To talk about art, especially in the sense that Treme uses it, we need to define what art is. That’s a debate that could merit its own post. But there’s nothing wrong with courting controversy when you’re talking about a Simon/Overmyer production, so I’ll wade into the swamp. This is the definition I’ll be using: art is any creative endeavor for which the aesthetic value outweighs the utilitarian. The banging of trash cans as sanitation workers empty them is not art. Stomp, a Broadway dance show which uses banging trash cans as an accompaniment, is art. A meal meant to be bolted down before getting back to work is not art. A meal arranged to stimulate all five of the senses is art.

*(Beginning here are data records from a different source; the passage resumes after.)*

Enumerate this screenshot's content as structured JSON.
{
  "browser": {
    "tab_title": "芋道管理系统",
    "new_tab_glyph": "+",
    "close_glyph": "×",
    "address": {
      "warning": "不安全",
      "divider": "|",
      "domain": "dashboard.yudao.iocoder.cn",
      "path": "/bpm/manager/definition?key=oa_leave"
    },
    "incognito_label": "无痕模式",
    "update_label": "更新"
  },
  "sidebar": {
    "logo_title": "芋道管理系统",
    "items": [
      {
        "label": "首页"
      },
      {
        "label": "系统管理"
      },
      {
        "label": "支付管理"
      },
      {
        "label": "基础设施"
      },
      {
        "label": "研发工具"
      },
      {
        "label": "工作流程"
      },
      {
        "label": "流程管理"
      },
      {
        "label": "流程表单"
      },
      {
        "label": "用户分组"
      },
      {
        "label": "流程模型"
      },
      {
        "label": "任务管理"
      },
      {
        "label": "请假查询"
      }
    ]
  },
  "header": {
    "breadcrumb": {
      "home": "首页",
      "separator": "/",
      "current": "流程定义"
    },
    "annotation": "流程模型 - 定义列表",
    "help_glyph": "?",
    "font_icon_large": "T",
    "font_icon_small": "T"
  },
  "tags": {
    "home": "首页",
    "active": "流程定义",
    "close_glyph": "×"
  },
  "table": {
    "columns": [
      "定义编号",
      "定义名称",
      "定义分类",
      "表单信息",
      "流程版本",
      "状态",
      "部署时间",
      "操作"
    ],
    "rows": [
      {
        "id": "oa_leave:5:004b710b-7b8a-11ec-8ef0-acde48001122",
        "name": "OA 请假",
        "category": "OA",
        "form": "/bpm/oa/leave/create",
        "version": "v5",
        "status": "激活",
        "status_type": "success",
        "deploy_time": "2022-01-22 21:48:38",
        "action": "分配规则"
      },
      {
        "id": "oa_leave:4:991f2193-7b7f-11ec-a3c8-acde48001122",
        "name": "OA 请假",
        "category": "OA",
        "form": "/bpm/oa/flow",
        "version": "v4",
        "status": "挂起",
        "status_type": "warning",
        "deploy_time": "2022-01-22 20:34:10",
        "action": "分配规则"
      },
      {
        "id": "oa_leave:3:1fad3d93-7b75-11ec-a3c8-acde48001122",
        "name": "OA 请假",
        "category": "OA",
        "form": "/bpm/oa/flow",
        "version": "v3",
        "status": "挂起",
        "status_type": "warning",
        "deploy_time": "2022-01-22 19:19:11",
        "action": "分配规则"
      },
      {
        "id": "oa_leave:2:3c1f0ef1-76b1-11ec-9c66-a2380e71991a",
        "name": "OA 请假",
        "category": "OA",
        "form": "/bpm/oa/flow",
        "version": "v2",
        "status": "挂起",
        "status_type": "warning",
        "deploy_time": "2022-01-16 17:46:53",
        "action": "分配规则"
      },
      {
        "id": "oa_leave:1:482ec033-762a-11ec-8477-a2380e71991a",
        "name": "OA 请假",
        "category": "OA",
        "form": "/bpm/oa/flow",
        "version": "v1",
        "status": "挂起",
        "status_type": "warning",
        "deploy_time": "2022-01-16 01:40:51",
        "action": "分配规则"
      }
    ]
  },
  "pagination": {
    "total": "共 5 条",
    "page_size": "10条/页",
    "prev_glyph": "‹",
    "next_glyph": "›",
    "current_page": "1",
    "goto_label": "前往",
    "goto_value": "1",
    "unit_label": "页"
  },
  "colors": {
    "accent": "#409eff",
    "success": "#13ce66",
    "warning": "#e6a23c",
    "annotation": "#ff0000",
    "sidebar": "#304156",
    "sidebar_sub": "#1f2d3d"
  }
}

(We can debate this in the comments if you like. Suffice it for now: when I talk about “art” for the rest of this piece, the above is what I mean)
People make art for a variety of reasons. Antoine plays the trombone because he inherited it from his grandfather (as mentioned in Ep 8, “All On a Mardi Gras Day”). He loves performing hot gigs with real artists, like Kermit Ruffins or the Nevilles. He loves the audience. Chief Lambreaux, by contrast, masks for personal reasons. He’s woven the persona of being an Indian Chief so deep into his soul that it’s like a knotted cord. It’s the source of his strength and his stubbornness. To not be able to mask would break him. And while we never see the novels Creighton writes, we presume they’re dense literary works – not the crime fiction of Louisiana natives John Grisham or James Lee Burke. Creighton writes in search of truth, hoping to show us the present by giving us another lens to view it.
All of Treme‘s artists have the same effect: they bring joy and meaning to a weary world.
You wanna write off New Orleans? Cancel Carnival? Well, let me tell you something. Tuesday, February 28th, wherever the fuck you all are, will be just another gray, dreary sorry-ass fucked up Tuesday. But down here, it’ll be Mardi Gras. Fuck you, you fucking fucks!
– Creighton Burnette, Treme, “At The Foot of Canal Street”
The point of Treme is to show how delightful art can be, and how essential. In the case of the music it’s easy. If you don’t love the New Orleans jazz that they’re laying down every episode, no amount of argument will convince you. If you do love it, none should be necessary. The visuals, like Mardi Gras, should also be an easy sell. The more esoteric arts, like Janette Desautel’s cooking, will be tougher to make a case for in a television show. For her, we need the word of celebrity guests like Tom Colicchio and Eric Ripert. (I think a little more effort could have been made to show how great a chef she is; food photography is not a lost art. Anyway …)
So art is delightful. Art is essential. And everyone in Treme is an artist. The problem is that art doesn’t pay the bills.